Scientists are studying the peregrine falcon to come up with ideas to design new wings and control surfaces.

BAE Systems infographic on how inspiration from falcon feathers could influence aricraft designs of the future

BAE Systems infographic on how inspiration from falcon feathers could influence aricraft designs of the future

One idea is for ‘sensory feathers’ - 3D-printed polymer ‘hair’ filaments which would act like sensors on the body of an aircraft, providing an early warning system if it began to stall.

The peregrine – which can hit speeds of 200mph as it dives on prey – uses sensitive feathers on the rear of its wings to warn it if its angle of attack is too steep.

Similarly, the filaments on a jet can feed back to the computer adjusting the angles to keep the aircraft in the air at extreme conditions.
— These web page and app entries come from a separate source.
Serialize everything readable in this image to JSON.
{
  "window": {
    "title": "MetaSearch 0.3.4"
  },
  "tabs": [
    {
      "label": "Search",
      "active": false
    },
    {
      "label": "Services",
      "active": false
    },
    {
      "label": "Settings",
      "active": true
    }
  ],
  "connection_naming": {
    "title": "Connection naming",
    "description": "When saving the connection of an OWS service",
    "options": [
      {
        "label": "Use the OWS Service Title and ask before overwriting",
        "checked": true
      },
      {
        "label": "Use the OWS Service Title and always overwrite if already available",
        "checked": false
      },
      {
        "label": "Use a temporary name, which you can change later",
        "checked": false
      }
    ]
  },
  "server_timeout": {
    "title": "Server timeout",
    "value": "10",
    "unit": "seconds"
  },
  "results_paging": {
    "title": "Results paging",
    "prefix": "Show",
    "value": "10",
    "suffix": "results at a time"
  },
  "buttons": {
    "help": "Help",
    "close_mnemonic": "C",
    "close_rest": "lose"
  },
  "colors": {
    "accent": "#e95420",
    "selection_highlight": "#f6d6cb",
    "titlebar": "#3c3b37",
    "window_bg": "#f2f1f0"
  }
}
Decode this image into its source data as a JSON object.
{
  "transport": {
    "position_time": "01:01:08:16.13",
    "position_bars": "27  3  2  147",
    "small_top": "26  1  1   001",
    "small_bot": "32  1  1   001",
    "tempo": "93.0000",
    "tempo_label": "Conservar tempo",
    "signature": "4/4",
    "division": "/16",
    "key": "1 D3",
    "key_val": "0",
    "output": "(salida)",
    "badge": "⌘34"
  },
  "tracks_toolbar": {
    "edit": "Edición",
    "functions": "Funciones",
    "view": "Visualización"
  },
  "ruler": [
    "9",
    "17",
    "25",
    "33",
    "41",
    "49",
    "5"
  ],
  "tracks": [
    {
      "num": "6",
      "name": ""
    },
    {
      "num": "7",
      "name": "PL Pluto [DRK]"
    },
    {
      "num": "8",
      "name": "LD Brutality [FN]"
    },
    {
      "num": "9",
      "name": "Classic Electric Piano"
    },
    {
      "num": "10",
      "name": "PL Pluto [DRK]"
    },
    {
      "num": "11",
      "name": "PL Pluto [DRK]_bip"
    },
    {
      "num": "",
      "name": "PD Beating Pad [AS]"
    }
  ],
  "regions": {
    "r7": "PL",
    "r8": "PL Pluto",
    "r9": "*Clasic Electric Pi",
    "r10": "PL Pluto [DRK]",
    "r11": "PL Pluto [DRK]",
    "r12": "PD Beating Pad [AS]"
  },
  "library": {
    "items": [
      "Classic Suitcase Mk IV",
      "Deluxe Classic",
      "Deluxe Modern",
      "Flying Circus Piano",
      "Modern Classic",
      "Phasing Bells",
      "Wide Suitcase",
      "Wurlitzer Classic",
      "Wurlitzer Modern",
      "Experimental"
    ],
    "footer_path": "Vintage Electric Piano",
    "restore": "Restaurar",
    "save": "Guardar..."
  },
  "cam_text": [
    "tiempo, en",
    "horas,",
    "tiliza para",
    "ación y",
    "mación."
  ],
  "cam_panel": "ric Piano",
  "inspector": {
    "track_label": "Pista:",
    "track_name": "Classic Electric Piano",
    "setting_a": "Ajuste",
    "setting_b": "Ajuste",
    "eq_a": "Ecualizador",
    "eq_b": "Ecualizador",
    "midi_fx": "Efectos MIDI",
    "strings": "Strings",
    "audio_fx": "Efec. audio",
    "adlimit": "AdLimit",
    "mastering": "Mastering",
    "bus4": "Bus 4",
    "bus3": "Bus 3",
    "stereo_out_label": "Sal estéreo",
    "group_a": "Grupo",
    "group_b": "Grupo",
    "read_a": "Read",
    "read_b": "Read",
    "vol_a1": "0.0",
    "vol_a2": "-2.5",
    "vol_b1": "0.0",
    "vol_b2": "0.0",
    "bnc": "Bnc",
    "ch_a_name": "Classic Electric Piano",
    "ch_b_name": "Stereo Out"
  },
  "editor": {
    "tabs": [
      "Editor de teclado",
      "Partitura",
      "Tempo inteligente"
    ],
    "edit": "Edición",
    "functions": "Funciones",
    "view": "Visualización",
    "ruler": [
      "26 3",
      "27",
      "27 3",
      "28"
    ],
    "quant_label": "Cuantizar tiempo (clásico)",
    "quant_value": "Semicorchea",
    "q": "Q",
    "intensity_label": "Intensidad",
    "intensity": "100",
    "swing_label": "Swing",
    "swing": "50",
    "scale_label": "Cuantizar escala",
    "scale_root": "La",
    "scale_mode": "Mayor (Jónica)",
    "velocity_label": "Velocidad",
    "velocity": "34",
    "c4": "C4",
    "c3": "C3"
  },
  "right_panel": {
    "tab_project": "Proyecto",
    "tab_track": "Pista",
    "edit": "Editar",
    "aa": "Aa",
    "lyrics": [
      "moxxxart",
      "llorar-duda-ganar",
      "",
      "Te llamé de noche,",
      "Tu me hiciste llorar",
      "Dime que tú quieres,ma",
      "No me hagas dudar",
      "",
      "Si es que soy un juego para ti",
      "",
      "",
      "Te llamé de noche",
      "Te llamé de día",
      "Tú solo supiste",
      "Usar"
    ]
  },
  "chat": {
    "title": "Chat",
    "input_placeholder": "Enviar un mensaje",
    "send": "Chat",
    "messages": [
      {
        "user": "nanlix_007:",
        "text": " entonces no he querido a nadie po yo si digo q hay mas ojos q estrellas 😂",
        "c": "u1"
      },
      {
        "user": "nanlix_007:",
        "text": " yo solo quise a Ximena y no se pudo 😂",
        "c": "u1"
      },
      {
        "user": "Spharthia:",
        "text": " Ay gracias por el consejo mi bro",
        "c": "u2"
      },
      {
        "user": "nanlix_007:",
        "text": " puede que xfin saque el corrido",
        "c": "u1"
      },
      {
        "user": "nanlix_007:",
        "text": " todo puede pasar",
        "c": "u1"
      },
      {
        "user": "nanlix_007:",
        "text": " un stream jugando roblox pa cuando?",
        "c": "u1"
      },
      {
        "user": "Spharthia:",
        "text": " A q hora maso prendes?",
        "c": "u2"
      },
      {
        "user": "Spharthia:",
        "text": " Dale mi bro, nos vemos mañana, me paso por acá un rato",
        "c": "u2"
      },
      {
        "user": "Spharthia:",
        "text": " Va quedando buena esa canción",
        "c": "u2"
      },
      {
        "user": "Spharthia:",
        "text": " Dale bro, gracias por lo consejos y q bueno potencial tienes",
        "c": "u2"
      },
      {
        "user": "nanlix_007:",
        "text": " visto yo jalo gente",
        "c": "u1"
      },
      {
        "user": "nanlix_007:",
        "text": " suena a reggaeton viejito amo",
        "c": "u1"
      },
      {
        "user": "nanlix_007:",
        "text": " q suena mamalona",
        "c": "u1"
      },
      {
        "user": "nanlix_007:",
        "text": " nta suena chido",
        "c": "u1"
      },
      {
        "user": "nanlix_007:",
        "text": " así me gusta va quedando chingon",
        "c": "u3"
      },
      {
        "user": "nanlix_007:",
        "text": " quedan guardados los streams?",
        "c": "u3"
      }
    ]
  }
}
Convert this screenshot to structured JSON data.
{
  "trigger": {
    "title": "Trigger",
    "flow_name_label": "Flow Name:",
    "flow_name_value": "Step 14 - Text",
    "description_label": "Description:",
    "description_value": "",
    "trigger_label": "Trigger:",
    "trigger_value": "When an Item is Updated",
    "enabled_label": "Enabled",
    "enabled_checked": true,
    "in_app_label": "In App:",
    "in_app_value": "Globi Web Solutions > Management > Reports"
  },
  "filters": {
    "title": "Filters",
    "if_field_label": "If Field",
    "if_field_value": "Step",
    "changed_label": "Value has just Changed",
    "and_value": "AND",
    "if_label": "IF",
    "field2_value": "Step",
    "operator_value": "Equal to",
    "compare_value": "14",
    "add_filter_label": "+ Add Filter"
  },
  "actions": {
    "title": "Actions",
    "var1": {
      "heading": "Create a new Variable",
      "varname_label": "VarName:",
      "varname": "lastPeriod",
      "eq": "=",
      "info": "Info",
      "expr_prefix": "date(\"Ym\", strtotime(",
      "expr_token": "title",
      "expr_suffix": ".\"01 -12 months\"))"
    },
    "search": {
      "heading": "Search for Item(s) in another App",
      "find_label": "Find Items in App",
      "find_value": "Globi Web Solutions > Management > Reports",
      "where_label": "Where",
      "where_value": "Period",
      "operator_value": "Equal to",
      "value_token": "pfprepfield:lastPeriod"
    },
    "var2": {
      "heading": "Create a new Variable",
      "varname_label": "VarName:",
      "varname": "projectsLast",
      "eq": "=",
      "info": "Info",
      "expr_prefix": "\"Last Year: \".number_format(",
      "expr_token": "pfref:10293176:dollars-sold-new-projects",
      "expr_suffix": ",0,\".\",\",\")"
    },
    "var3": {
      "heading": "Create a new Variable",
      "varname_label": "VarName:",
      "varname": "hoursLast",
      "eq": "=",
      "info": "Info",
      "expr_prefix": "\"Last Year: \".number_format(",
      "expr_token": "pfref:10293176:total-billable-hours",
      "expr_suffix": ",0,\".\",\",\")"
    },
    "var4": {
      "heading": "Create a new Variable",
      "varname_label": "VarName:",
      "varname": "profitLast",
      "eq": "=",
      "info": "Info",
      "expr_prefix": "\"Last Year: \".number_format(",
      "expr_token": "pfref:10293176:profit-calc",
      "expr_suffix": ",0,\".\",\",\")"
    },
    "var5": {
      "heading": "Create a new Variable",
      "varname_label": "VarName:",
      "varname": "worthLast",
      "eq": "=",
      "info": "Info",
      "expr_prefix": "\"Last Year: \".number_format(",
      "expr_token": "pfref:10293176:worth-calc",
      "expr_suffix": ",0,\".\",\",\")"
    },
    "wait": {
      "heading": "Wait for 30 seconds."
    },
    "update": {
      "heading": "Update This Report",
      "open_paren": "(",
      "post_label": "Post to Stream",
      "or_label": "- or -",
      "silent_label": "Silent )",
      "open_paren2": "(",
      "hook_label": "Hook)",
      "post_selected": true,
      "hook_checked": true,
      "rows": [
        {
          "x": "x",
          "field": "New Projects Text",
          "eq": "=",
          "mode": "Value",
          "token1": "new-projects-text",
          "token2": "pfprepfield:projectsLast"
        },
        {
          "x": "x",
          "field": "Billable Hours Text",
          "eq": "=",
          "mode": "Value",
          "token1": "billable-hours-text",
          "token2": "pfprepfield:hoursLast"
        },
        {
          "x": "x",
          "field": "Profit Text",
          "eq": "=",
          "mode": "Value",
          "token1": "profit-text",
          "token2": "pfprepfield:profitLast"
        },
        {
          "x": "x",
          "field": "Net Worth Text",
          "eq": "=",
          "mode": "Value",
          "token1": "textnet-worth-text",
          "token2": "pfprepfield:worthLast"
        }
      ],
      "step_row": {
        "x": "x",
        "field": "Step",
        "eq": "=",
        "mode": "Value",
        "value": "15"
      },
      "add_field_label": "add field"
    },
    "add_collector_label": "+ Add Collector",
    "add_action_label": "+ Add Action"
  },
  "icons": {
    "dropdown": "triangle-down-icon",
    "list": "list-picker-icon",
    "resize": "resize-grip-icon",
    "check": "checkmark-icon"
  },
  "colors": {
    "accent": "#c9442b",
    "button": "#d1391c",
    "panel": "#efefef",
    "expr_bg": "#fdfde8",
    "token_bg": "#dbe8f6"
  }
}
More densely packed polymer filaments may also be capable of changing the airflow very close to the surface of the aircraft which could reduce drag.

Typhoon display aircraft

Typhoon display aircraft

Another skill the peregrine has is being able to stabilise itself by ruffling its feathers after a dive or when coming in to land.

Some feathers on the upper surface of their wings rise upwards to maintain lift.

Aircraft too could use this by having small flaps which could let it fly at lower speeds and so have a shorter landing distance or to be more agile.

The added safety margin gained using these could allow future aircraft to be more compact or carry more fuel.

And the flaps could also potentially lower aircraft noise.

Professor Christoph Bruecker from London City University’s Aeronautical Engineering department is part of the five-year project looking at learning from nature.

He said: “The peregrine falcon is the world’s fastest bird, able to dive for prey at incredibly steep angles and high velocities.

“The research work has been truly fascinating and I am sure it will deliver some real innovation and benefits.”

Professor Clyde Warsop, of BAE Systems, added: “Bio-inspiration is not a new concept; many technologies that we use every day are increasingly inspired by nature.”